This New Toolkit Will Help Expand Access to STEM Education for Students Around the World
As the need for individuals with expertise in the STEM fields continues to grow, World Learning has unveiled a free Global STEM Toolkit aimed at expanding access to a high-quality education in science, technology, engineering, and math to the next generation of problem-solvers. World Learning’s vision for the downloadable toolkit is to provide STEM resources for educators, facilitate an ongoing dialogue on STEM, and build the foundations for a global STEM learning network.
“The STEM toolkit is a really good implementation guide for educators,” said Dr. Deepa Srikantaiah, senior education and research specialist at World Learning, “I think that’s something that we saw that was missing in the resources available.”
World Learning created the toolkit, which was sponsored by Cisco, in collaboration with World Learning Algeria, The Tech Interactive, Instituto Guatemalteco Americano, Kathmandu University, the Lingua Foundation for Innovative Education, and the technology company Kano.
As educators develop and carry out STEM education programs, the toolkit offers support every step of the way, with information on performing a needs assessment, creating a curriculum, recruiting students, managing a classroom, engaging parents, conducting a program evaluation, and more.
The toolkit begins with an introduction to the philosophy of STEM education, which is rooted in exploration, teamwork, and inclusion. In addition to learning the basics of algebra, physics, chemistry, and other subject, a STEM education helps students gain a host of soft skills, such as collaboration, problem solving, and resilience, which they will need to tackle the world’s most pressing challenges.
World Learning Education Specialist Dr. Kara McBride, who worked on the toolkit, explained that STEM education moves students away from the traditional classroom model, where there is only one correct answer and making mistakes can be seen as failure. The STEM model encourages students to experiment and collaborate to find solutions and instills the notion that testing ideas that “fail” is a part of the design process. Students discover how to learn from these experiences and use this new data and knowledge as they develop their next idea.

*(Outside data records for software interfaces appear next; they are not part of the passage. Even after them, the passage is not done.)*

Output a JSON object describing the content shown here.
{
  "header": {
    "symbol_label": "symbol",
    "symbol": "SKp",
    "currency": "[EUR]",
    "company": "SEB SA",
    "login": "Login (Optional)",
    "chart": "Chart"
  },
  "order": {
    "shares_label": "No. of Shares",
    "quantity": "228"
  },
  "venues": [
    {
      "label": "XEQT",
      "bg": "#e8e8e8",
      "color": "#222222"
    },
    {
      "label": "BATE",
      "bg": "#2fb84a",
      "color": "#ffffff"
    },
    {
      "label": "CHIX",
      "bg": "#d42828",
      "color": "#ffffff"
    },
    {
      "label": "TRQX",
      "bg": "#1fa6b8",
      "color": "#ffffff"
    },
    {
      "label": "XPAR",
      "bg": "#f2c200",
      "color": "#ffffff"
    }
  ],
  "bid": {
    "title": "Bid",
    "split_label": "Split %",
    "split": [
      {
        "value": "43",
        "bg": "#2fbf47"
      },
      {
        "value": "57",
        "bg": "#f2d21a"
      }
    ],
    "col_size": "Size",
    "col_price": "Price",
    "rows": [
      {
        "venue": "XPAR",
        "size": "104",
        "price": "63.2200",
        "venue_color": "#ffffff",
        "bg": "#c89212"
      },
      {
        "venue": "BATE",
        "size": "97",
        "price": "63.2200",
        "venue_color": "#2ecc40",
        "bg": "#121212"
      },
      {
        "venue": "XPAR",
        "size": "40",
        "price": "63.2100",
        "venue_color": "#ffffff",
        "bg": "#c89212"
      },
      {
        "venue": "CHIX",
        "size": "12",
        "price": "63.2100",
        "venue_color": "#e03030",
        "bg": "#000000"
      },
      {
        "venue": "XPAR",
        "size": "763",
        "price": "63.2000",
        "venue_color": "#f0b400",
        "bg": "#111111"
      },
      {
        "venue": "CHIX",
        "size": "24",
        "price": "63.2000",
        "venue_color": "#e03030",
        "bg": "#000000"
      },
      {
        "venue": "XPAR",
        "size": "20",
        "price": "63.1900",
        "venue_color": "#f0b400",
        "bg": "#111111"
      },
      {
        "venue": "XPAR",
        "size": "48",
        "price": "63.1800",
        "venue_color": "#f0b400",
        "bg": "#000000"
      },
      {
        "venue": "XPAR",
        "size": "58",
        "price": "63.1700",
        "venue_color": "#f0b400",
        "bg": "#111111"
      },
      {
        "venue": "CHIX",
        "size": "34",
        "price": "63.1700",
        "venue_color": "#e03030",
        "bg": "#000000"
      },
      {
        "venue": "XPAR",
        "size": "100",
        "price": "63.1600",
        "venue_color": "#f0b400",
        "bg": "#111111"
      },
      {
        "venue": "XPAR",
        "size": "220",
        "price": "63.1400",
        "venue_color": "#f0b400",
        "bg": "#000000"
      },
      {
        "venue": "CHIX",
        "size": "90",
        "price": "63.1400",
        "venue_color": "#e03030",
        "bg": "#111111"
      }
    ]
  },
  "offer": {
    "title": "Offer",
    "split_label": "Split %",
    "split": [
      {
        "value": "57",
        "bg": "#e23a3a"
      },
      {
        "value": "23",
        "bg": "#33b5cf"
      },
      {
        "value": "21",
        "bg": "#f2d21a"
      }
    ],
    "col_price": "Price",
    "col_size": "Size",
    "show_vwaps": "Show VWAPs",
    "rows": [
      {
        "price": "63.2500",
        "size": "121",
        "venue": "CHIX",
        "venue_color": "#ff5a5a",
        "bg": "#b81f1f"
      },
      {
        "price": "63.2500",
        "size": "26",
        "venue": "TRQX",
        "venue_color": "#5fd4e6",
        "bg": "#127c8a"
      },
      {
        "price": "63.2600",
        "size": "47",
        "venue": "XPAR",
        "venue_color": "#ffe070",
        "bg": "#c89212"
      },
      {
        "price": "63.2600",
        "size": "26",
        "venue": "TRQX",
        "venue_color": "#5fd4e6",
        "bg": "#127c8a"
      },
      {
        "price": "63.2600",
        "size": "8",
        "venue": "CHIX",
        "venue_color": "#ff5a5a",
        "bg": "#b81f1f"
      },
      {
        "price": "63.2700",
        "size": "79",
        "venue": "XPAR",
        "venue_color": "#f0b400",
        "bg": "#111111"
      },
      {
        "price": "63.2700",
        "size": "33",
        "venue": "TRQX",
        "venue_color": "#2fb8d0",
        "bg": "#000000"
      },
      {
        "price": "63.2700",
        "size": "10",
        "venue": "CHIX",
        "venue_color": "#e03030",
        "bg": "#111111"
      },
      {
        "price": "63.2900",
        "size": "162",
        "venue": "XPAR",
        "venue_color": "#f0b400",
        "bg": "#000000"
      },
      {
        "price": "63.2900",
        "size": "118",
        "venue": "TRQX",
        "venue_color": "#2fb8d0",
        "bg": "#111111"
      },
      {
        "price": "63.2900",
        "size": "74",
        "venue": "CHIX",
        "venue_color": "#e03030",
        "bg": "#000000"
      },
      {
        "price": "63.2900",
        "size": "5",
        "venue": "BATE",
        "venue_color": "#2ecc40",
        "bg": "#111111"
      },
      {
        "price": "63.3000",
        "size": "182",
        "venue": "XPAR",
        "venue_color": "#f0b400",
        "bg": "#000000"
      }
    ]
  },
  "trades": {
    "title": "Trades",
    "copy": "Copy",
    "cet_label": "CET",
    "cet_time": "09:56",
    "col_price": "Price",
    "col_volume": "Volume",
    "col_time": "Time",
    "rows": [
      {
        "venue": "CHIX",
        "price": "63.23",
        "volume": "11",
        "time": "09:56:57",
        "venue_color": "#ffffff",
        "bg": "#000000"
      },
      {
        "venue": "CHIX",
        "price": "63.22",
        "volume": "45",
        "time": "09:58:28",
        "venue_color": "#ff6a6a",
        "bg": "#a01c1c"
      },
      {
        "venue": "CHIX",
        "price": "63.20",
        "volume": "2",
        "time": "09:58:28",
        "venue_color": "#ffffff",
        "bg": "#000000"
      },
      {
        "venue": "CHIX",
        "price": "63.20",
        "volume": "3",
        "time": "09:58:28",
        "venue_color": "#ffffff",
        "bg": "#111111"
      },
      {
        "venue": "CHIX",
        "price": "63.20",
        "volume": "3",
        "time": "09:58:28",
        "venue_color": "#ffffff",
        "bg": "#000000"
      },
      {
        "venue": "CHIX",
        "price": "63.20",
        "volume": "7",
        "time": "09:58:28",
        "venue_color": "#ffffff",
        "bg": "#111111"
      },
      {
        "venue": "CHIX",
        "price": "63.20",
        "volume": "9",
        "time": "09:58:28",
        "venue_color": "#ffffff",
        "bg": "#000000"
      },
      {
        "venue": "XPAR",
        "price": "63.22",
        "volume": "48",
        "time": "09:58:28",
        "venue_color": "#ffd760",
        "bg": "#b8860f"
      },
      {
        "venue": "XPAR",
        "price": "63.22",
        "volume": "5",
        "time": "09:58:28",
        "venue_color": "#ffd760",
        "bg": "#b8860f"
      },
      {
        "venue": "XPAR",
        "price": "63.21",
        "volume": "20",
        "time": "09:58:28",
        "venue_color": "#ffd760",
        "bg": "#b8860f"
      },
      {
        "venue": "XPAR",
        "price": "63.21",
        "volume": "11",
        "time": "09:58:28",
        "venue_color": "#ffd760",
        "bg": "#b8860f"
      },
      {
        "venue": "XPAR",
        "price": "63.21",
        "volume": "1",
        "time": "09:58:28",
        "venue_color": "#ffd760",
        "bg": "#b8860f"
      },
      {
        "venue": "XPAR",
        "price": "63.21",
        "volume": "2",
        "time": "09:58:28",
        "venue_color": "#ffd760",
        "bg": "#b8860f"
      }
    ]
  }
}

“That’s an extremely helpful kind of attitude to have when you’re facing new problems that no one has ever grappled with before,” McBride said.
The toolkit also aims to take a truly universal and flexible approach to STEM education, providing options for educators to tailor lessons based on the needs and resources of their students and communities.
“It’s one of the few toolkits that really looks across STEM education around the world,” Srikantaiah said. “There are a lot of toolkits that are regionally focused, or country focused, or focused on a specific group of students, but this one provides general guidelines that anybody around the world can use.”
Part of this adaptability includes the teaching approach called Universal Design for Learning (UDL), which helps ensure that all students are able to receive and participate in STEM education. The toolkit introduces the basic principles of UDL to encourage teachers to create a more inclusive learning environment by considering and incorporating student needs related to disabilities, learning styles, and access to resources.
“We believe that STEM education is for everybody,” Srikantaiah said. “We want to make sure that all students are included.”
As of April 1, 2020, 573 individuals from 91 countries had downloaded World Learning’s Global STEM Toolkit. Of those, 271 identified as teachers, 44 as mentors, 56 as implementers, and 42 as students. Srikantaiah said World Learning has already received positive feedback about the toolkit from educators and is now planning to conduct a survey to gather quantitative data about how it is being used and its effectiveness.
According to Srikantaiah, the next step will be exploring ways to adapt the toolkit for online learning, since so many students are at home now because of the COVID-19 pandemic.
“Using platforms like Webex there are ways to adapt the lesson plans that are in the toolkit and to use these types of online mediums,” she said, later adding, “It’s possible as long as educators, parents and caregivers, and children have connectivity or internet access.”
Visit www.GlobalSTEMLearning.org to download the toolkit.